Now, that’s what I’m talking about!
Soup Kitchen needs help
The Homestead Soup Kitchen needs our help. The kitchen, which opened on Thanksgiving Day in 1983, serves as few as 125 meals early in the month, and as many as 280 later on in the month. Recently the kitchen has experienced serious financial challenges and is asking the community to help.
Bob Jensen, a board member of the soup kitchen said, "Contributions are needed to pay for electricity, propane, disposable table ware and cleaning supplies. He said generous donations of food from local farmers, Farm Share, the postal food drive and the Homestead Food Pantry help keep the expenses down while providing nourishing meals."
But, he said traditional contributors, such as individuals, businesses, churches and non-profit organizations have decreased their support as the economy continues to impact them.
If you want to help, please send your tax-deductible donations to: Homestead Soup Kitchen, P.O. Box 901180, Homestead, FL 330390-1180.
You may call Juanita Smith, president of the kitchen, at 305-245-7448, for more information.
Remembering the ‘Middle Passage’
Here’s one that’s worth waking up early for:
The annual Sunrise Ancestral Remembrance of the Middle Passage Ceremony will be at 5:45 a.m. on June 23 at Virginia Key Beach Park, 4020 Virginia Beach Dr. on Virginia Key (just off the Rickenbacker Causeway).
The community is invited to this worthwhile ceremony that is presented by Dos Amigos/Fair Rosamond Slave Ship Project; Drums N Unity ; Productive Hands; Florida Black Historical Research Project Inc., and the Miami African World Community.
This is the 24th year of the ceremony that honors all the ancestors who endured the Middle Passage of the Atlantic slave trade — the millions of men, women and children who senselessly perished, and those who survived to give life to present and future generations, said Dinizulu Gene Tinnie, a founder and organizer of the event.
Catherine Hummingbird, a Carib Tribal Indian Queen and longtime advocate who was instrumental in saving the Miami Circle, will perform an "Opening of the Way" Native American ritual at the event.
The annual ceremony has come to be linked over the years with the growing nationwide observance of Juneteenth, the June 19 commemoration of the date in 1865, when the last of the enslaved population in the United States, in East Texas, received word of the Emancipation Proclamation.
Everyone is welcome to the ceremony. Aside from the Native American blessings and the traditional African pouring of a libation, the ceremony is an informal gathering where all are welcome to share thoughts, prayers, art and artifacts, performances and offerings of fruits, grains, flowers, which will be carried out to the ocean to culminate the events.

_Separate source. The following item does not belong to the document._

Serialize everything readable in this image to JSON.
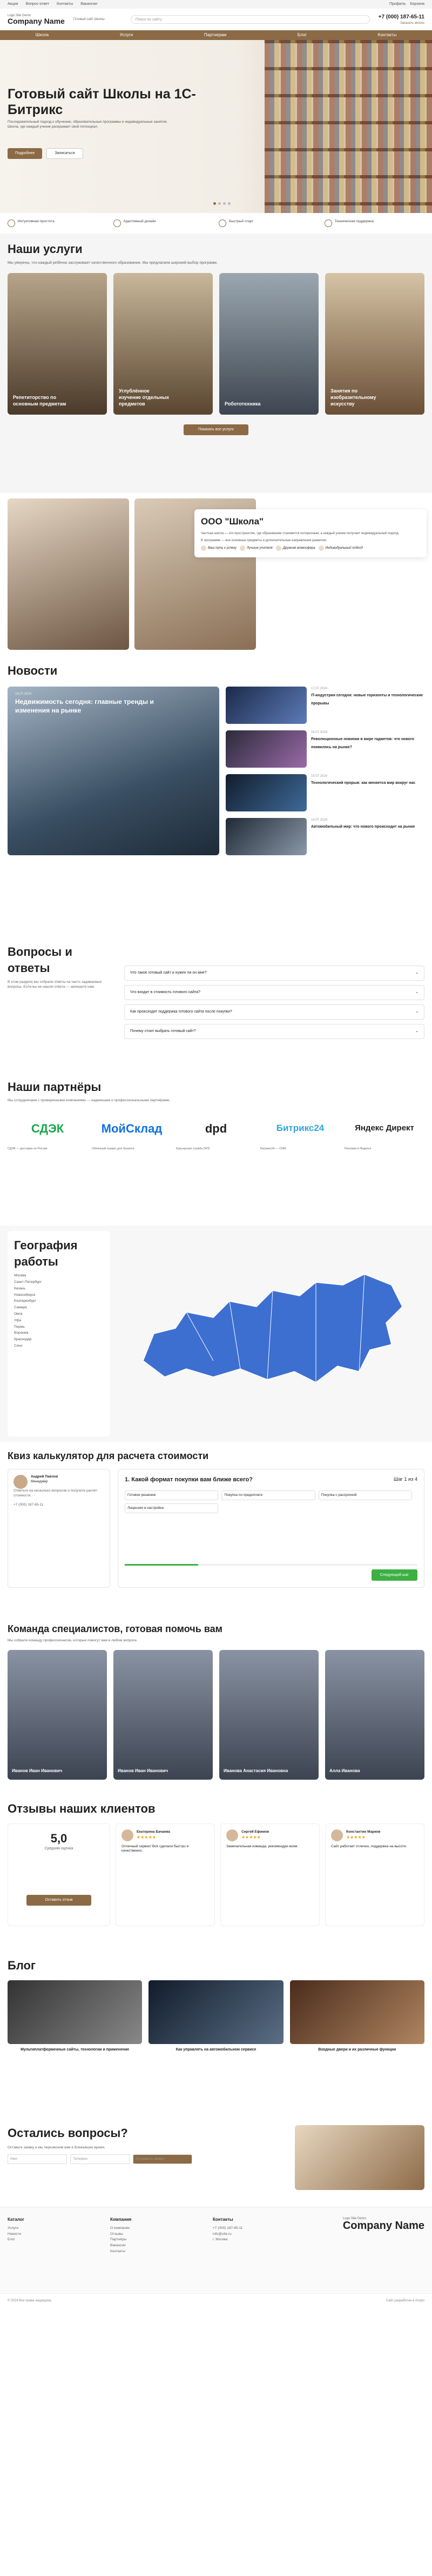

The event will also feature drums, music and refreshments. Admission is free, but there is a $1.75 toll per vehicle on the causeway.
For more information call 305-904-7620 or 786-260-1246.